# ASSIGNMENT
Please find every line in the entries below that contains the string "icon", and copy it.
+++
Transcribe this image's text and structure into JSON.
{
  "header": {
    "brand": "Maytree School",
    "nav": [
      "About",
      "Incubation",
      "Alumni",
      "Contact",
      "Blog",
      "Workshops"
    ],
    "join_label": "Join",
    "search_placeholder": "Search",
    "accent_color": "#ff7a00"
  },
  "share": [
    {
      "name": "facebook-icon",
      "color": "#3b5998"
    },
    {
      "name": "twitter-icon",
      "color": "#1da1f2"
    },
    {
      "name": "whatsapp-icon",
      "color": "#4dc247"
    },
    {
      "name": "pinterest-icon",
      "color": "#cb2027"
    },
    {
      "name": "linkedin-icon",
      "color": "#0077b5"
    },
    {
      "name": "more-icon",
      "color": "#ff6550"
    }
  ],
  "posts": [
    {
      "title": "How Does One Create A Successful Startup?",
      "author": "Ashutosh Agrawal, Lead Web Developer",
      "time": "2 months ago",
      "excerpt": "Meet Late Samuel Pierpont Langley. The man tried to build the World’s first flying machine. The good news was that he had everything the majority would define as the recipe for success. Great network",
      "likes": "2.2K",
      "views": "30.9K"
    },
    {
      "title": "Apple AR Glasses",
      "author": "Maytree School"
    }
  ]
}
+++
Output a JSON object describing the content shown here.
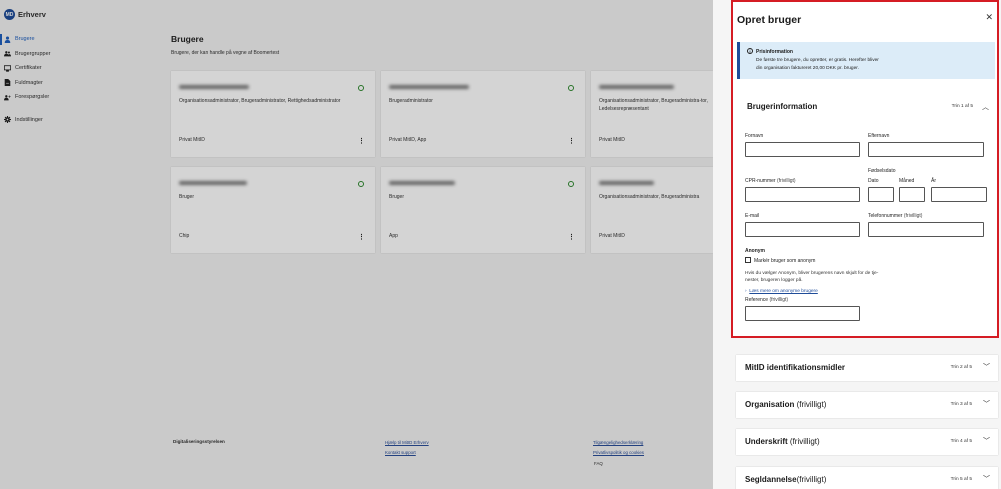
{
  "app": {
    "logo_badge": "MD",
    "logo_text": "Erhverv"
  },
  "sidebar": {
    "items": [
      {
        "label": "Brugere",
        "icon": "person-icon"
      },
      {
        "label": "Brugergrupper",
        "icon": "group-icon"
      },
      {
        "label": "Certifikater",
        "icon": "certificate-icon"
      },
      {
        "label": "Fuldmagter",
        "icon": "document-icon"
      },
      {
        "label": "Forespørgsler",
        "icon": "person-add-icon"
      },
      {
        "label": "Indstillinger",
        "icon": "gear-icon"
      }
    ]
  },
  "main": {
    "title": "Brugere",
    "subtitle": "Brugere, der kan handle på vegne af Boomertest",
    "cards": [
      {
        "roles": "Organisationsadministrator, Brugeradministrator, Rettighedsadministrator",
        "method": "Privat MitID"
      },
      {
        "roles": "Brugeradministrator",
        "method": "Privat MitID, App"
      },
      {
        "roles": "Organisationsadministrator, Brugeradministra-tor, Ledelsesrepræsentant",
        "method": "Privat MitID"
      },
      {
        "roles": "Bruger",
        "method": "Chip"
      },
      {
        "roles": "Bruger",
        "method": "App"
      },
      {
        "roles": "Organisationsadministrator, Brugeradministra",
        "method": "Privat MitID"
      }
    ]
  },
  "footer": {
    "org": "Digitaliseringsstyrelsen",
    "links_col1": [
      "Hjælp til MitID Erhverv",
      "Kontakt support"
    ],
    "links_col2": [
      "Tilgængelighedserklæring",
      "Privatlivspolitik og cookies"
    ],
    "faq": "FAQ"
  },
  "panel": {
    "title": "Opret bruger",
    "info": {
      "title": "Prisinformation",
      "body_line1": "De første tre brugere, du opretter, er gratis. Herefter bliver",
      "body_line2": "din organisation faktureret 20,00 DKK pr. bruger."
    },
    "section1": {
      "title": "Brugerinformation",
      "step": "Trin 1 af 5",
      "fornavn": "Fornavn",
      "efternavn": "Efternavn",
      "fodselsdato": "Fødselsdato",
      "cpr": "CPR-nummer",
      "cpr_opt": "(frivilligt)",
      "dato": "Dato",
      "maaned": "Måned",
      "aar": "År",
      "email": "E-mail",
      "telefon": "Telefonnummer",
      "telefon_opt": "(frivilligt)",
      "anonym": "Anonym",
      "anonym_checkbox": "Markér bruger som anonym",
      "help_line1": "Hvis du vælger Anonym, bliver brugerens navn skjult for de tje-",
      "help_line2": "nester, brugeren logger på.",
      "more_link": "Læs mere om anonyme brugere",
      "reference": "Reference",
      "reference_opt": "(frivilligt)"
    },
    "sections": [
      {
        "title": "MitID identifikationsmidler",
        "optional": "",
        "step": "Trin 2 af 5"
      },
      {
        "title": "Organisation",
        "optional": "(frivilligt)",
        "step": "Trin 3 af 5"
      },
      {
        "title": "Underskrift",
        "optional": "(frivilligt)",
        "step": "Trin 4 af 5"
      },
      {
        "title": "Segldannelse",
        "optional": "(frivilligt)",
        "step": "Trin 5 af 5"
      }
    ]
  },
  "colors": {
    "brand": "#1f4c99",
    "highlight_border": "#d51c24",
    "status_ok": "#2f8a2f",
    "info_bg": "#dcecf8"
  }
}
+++
# ANSWER FOR THIS EXERCISE
      "name": "facebook-icon",
      "name": "twitter-icon",
      "name": "whatsapp-icon",
      "name": "pinterest-icon",
      "name": "linkedin-icon",
      "name": "more-icon",
        "icon": "person-icon"
        "icon": "group-icon"
        "icon": "certificate-icon"
        "icon": "document-icon"
        "icon": "person-add-icon"
        "icon": "gear-icon"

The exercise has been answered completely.